What is the Lottery?

The lottery is a form of gambling in which numbers are drawn to win a prize. It is played in many countries around the world. People buy tickets and hope to become wealthy by winning the jackpot. However, it is important to understand the odds of winning before you buy tickets. In addition, you should always purchase tickets from authorized retailers. These retailers include convenience stores, gas stations, and other outlets. In 2003, Americans wagered more than $44 billion on the lottery.

The history of lotteries dates back to ancient times. Originally, they were used as forms of taxation and to raise money for various public uses. In the 16th century, lotteries became popular in England, and they were called by a variety of names, including or ludo (fate). In the 17th century, the Dutch state-owned Staatsloterij was established. It is now the oldest running lottery in the world.

Historically, the drawing of lots to determine ownership or other rights is recorded in several ancient documents. It was common in the Roman Empire as an amusement at dinner parties and during Saturnalian celebrations. In the Middle Ages, lotteries were often tied to a religious or charitable purpose.

Today, lotteries are run by states and private organizations. They have become a major source of revenue in many countries. Some governments prohibit the sale of lottery tickets, while others endorse and regulate them. They may offer a range of prizes, from small cash amounts to large items such as cars and houses. The prize money is derived from ticket sales, and a percentage of the proceeds is normally allocated for organizing and promoting the lottery.

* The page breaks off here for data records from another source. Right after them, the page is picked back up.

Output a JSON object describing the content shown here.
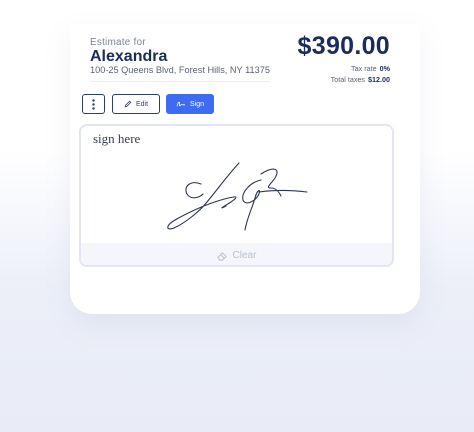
{
  "estimate": {
    "label": "Estimate for",
    "customer_name": "Alexandra",
    "address": "100-25 Queens Blvd, Forest Hills, NY 11375",
    "total": "$390.00",
    "tax_rate_label": "Tax rate",
    "tax_rate_value": "0%",
    "total_taxes_label": "Total taxes",
    "total_taxes_value": "$12.00"
  },
  "actions": {
    "edit_label": "Edit",
    "sign_label": "Sign",
    "more_icon": "more-vertical-icon",
    "edit_icon": "pencil-icon",
    "sign_icon": "signature-icon"
  },
  "signature_pad": {
    "prompt": "sign here",
    "clear_label": "Clear",
    "clear_icon": "eraser-icon"
  },
  "colors": {
    "primary": "#3d6cf0",
    "navy": "#1a2d5a",
    "ink": "#2c3550"
  }
}
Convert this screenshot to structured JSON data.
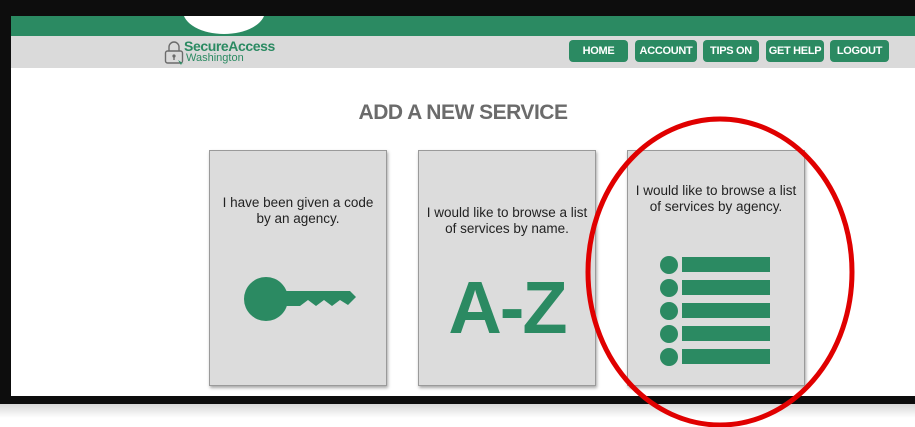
{
  "header": {
    "logo": {
      "brand": "SecureAccess",
      "subtitle": "Washington"
    },
    "nav": [
      "HOME",
      "ACCOUNT",
      "TIPS ON",
      "GET HELP",
      "LOGOUT"
    ]
  },
  "main": {
    "title": "ADD A NEW SERVICE",
    "cards": [
      {
        "text": "I have been given a code by an agency.",
        "icon": "key-icon"
      },
      {
        "text": "I would like to browse a list of services by name.",
        "icon": "a-z-icon",
        "icon_text": "A-Z"
      },
      {
        "text": "I would like to browse a list of services by agency.",
        "icon": "list-icon",
        "highlighted": true
      }
    ]
  },
  "colors": {
    "accent": "#2b8a62",
    "highlight": "#e00000",
    "card": "#dcdcdc",
    "nav_strip": "#dadada"
  }
}
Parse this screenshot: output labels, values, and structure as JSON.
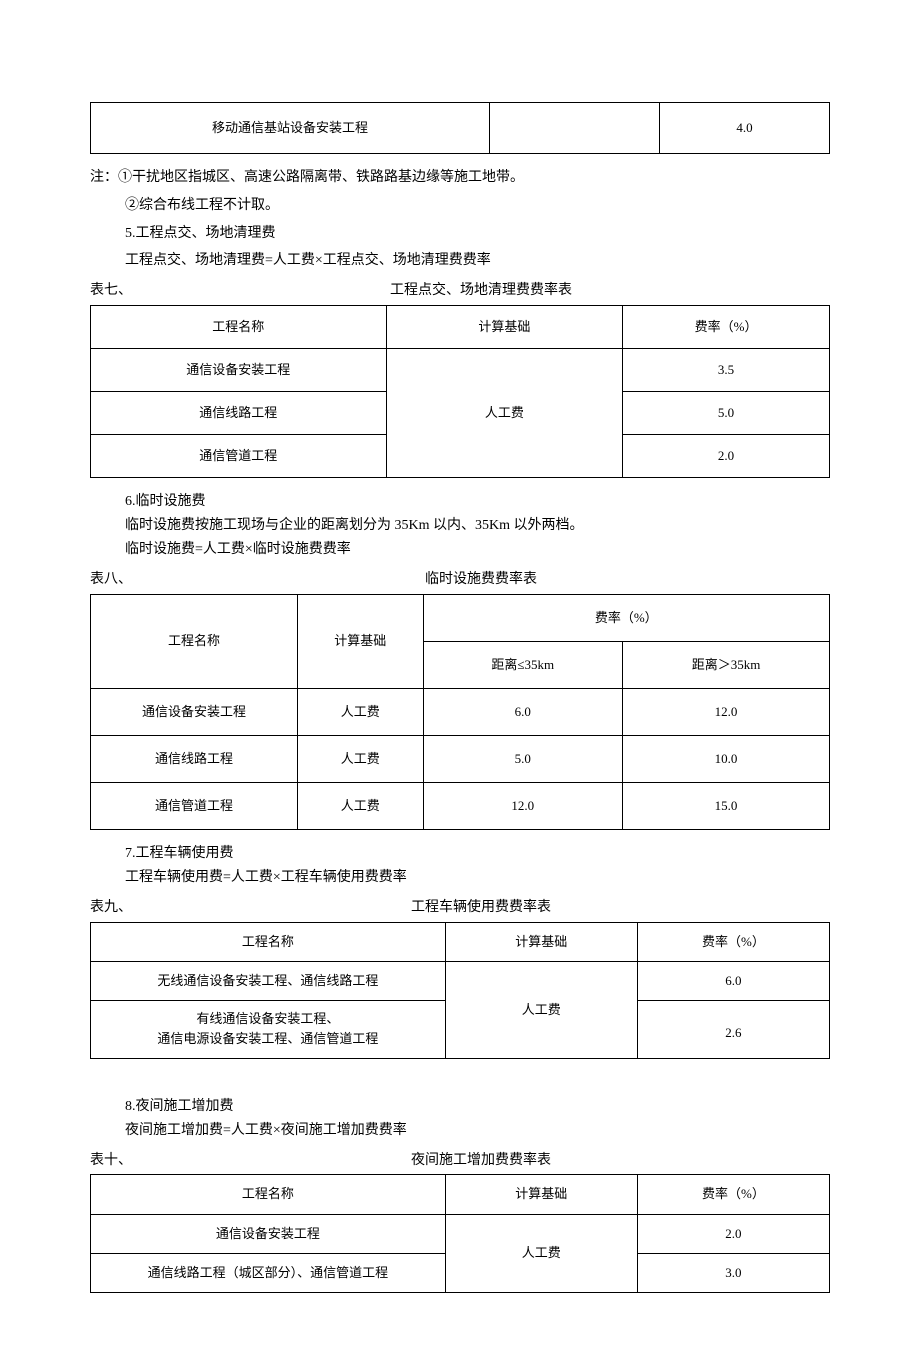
{
  "topTable": {
    "row": {
      "name": "移动通信基站设备安装工程",
      "col2": "",
      "rate": "4.0"
    }
  },
  "notes": {
    "prefix": "注：",
    "n1": "①干扰地区指城区、高速公路隔离带、铁路路基边缘等施工地带。",
    "n2": "②综合布线工程不计取。",
    "s5_title": "5.工程点交、场地清理费",
    "s5_formula": "工程点交、场地清理费=人工费×工程点交、场地清理费费率"
  },
  "t7": {
    "tag": "表七、",
    "title": "工程点交、场地清理费费率表",
    "h1": "工程名称",
    "h2": "计算基础",
    "h3": "费率（%）",
    "basis": "人工费",
    "r1": {
      "name": "通信设备安装工程",
      "rate": "3.5"
    },
    "r2": {
      "name": "通信线路工程",
      "rate": "5.0"
    },
    "r3": {
      "name": "通信管道工程",
      "rate": "2.0"
    }
  },
  "s6": {
    "title": "6.临时设施费",
    "line1": "临时设施费按施工现场与企业的距离划分为 35Km 以内、35Km 以外两档。",
    "line2": "临时设施费=人工费×临时设施费费率"
  },
  "t8": {
    "tag": "表八、",
    "title": "临时设施费费率表",
    "h1": "工程名称",
    "h2": "计算基础",
    "h3": "费率（%）",
    "sub1": "距离≤35km",
    "sub2": "距离＞35km",
    "basis": "人工费",
    "r1": {
      "name": "通信设备安装工程",
      "v1": "6.0",
      "v2": "12.0"
    },
    "r2": {
      "name": "通信线路工程",
      "v1": "5.0",
      "v2": "10.0"
    },
    "r3": {
      "name": "通信管道工程",
      "v1": "12.0",
      "v2": "15.0"
    }
  },
  "s7": {
    "title": "7.工程车辆使用费",
    "line1": "工程车辆使用费=人工费×工程车辆使用费费率"
  },
  "t9": {
    "tag": "表九、",
    "title": "工程车辆使用费费率表",
    "h1": "工程名称",
    "h2": "计算基础",
    "h3": "费率（%）",
    "basis": "人工费",
    "r1": {
      "name": "无线通信设备安装工程、通信线路工程",
      "rate": "6.0"
    },
    "r2": {
      "name_l1": "有线通信设备安装工程、",
      "name_l2": "通信电源设备安装工程、通信管道工程",
      "rate": "2.6"
    }
  },
  "s8": {
    "title": "8.夜间施工增加费",
    "line1": "夜间施工增加费=人工费×夜间施工增加费费率"
  },
  "t10": {
    "tag": "表十、",
    "title": "夜间施工增加费费率表",
    "h1": "工程名称",
    "h2": "计算基础",
    "h3": "费率（%）",
    "basis": "人工费",
    "r1": {
      "name": "通信设备安装工程",
      "rate": "2.0"
    },
    "r2": {
      "name": "通信线路工程（城区部分）、通信管道工程",
      "rate": "3.0"
    }
  }
}
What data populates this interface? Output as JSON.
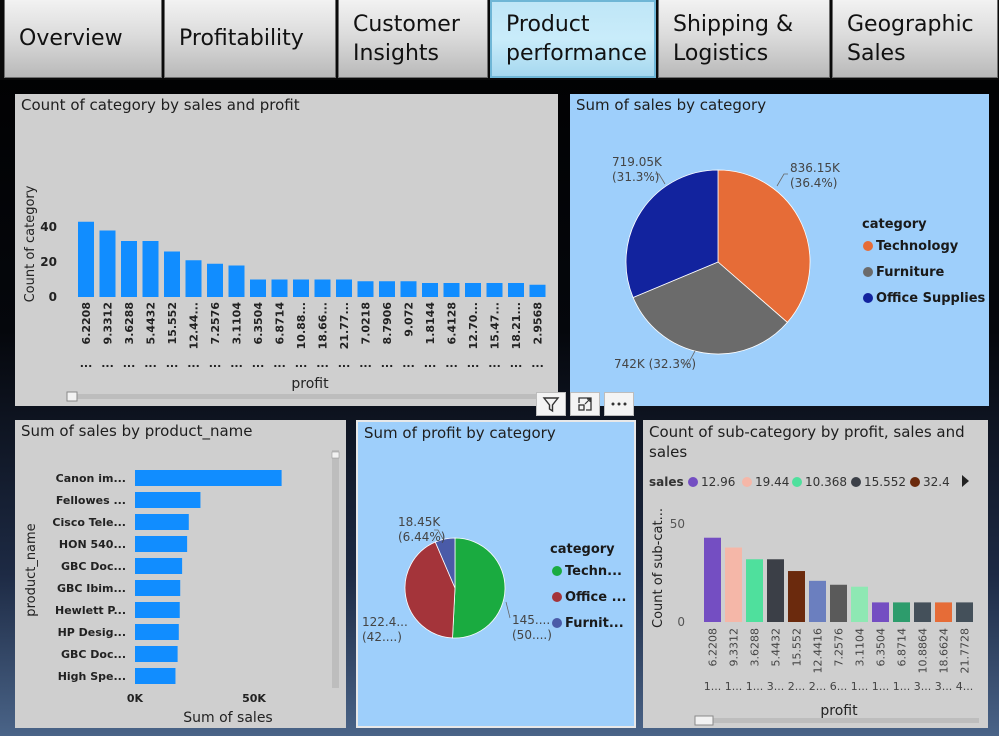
{
  "nav": {
    "tabs": [
      {
        "label": "Overview"
      },
      {
        "label": "Profitability"
      },
      {
        "label": "Customer\nInsights"
      },
      {
        "label": "Product\nperformance"
      },
      {
        "label": "Shipping &\nLogistics"
      },
      {
        "label": "Geographic\nSales"
      }
    ],
    "active_index": 3
  },
  "visual_header": {
    "icons": [
      "filter-icon",
      "focus-mode-icon",
      "more-options-icon"
    ]
  },
  "colors": {
    "bar_blue": "#118dff",
    "technology": "#e66c37",
    "furniture": "#6b6b6b",
    "office_supplies": "#12239e",
    "profit_technology": "#1aab40",
    "profit_office": "#a4343a",
    "profit_furniture": "#4a5ba8"
  },
  "chart_data": [
    {
      "id": "count-category-chart",
      "type": "bar",
      "title": "Count of category by sales and profit",
      "xlabel": "profit",
      "ylabel": "Count of category",
      "yticks": [
        "0",
        "20",
        "40"
      ],
      "ylim": [
        0,
        45
      ],
      "categories": [
        "6.2208",
        "9.3312",
        "3.6288",
        "5.4432",
        "15.552",
        "12.44...",
        "7.2576",
        "3.1104",
        "6.3504",
        "6.8714",
        "10.88...",
        "18.66...",
        "21.77...",
        "7.0218",
        "8.7906",
        "9.072",
        "1.8144",
        "6.4128",
        "12.70...",
        "15.47...",
        "18.21...",
        "2.9568"
      ],
      "sub_labels": [
        "...",
        "...",
        "...",
        "...",
        "...",
        "...",
        "...",
        "...",
        "...",
        "...",
        "...",
        "...",
        "...",
        "...",
        "...",
        "...",
        "...",
        "...",
        "...",
        "...",
        "...",
        "..."
      ],
      "values": [
        43,
        38,
        32,
        32,
        26,
        21,
        19,
        18,
        10,
        10,
        10,
        10,
        10,
        9,
        9,
        9,
        8,
        8,
        8,
        8,
        8,
        7
      ]
    },
    {
      "id": "sales-by-category-pie",
      "type": "pie",
      "title": "Sum of sales by category",
      "legend_title": "category",
      "categories": [
        "Technology",
        "Furniture",
        "Office Supplies"
      ],
      "values": [
        836.15,
        742,
        719.05
      ],
      "labels": [
        "836.15K\n(36.4%)",
        "742K (32.3%)",
        "719.05K\n(31.3%)"
      ]
    },
    {
      "id": "sales-by-product-chart",
      "type": "bar",
      "title": "Sum of sales by product_name",
      "xlabel": "Sum of sales",
      "ylabel": "product_name",
      "xticks": [
        "0K",
        "50K"
      ],
      "xlim": [
        0,
        80
      ],
      "categories": [
        "Canon im...",
        "Fellowes ...",
        "Cisco Tele...",
        "HON 540...",
        "GBC Doc...",
        "GBC Ibim...",
        "Hewlett P...",
        "HP Desig...",
        "GBC Doc...",
        "High Spe..."
      ],
      "values": [
        61.6,
        27.5,
        22.6,
        21.9,
        19.8,
        19.0,
        18.8,
        18.4,
        17.9,
        17.0
      ]
    },
    {
      "id": "profit-by-category-pie",
      "type": "pie",
      "title": "Sum of profit by category",
      "legend_title": "category",
      "categories": [
        "Techn...",
        "Office ...",
        "Furnit..."
      ],
      "values": [
        145.45,
        122.49,
        18.45
      ],
      "labels": [
        "145....\n(50....)",
        "122.4...\n(42....)",
        "18.45K\n(6.44%)"
      ]
    },
    {
      "id": "count-subcategory-chart",
      "type": "bar",
      "title": "Count of sub-category by profit, sales and\nsales",
      "xlabel": "profit",
      "ylabel": "Count of sub-cat...",
      "legend_label": "sales",
      "legend": [
        "12.96",
        "19.44",
        "10.368",
        "15.552",
        "32.4"
      ],
      "yticks": [
        "0",
        "50"
      ],
      "ylim": [
        0,
        55
      ],
      "categories": [
        "6.2208",
        "9.3312",
        "3.6288",
        "5.4432",
        "15.552",
        "12.4416",
        "7.2576",
        "3.1104",
        "6.3504",
        "6.8714",
        "10.8864",
        "18.6624",
        "21.7728"
      ],
      "sub_labels": [
        "1...",
        "1...",
        "1...",
        "3...",
        "2...",
        "2...",
        "6...",
        "1...",
        "1...",
        "1...",
        "3...",
        "3...",
        "4..."
      ],
      "values": [
        43,
        38,
        32,
        32,
        26,
        21,
        19,
        18,
        10,
        10,
        10,
        10,
        10
      ],
      "bar_colors": [
        "#744ec2",
        "#f5b7a8",
        "#4fe09d",
        "#3b3f47",
        "#6b2a0d",
        "#6b7fbf",
        "#5a5a5a",
        "#8ee8b3",
        "#744ec2",
        "#2d9c6c",
        "#44505a",
        "#e66c37",
        "#44505a"
      ]
    }
  ]
}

Lottery advertising focuses on promoting the jackpots, which are large enough to grab the attention of a lot of people. These advertisements can appear on the Internet and television. They also can be displayed on billboards. In addition to promoting the jackpot, some lotteries advertise that they help the needy. This message can appeal to low-income people, but it is not based on fact. In reality, most lottery winners are middle-class and upper-middle class.

A big part of the problem with lottery marketing is that it sends a message that the only way to get ahead in life is through luck. It discourages hard work, prudent investment, and savings. It also promotes instant gratification and entertainment as alternatives to those things. This message can be especially troubling to lower-income people.

Despite the negative effects of lottery marketing, it is still a very profitable business for states. During the 1990s, six additional states began offering lotteries (Colorado, Florida, Idaho, Indiana, Kansas, and Missouri). In recent years, lottery profits have increased by double-digit rates. This trend is likely to continue, as consumers are increasingly willing to gamble on a slim chance of winning a large prize. In the United States, nearly 186,000 retail outlets sell lottery tickets. These include convenience stores, supermarkets, drugstores, nonprofit organizations, fraternal organizations, service stations, and other outlets. In some states, lottery tickets can be purchased online as well.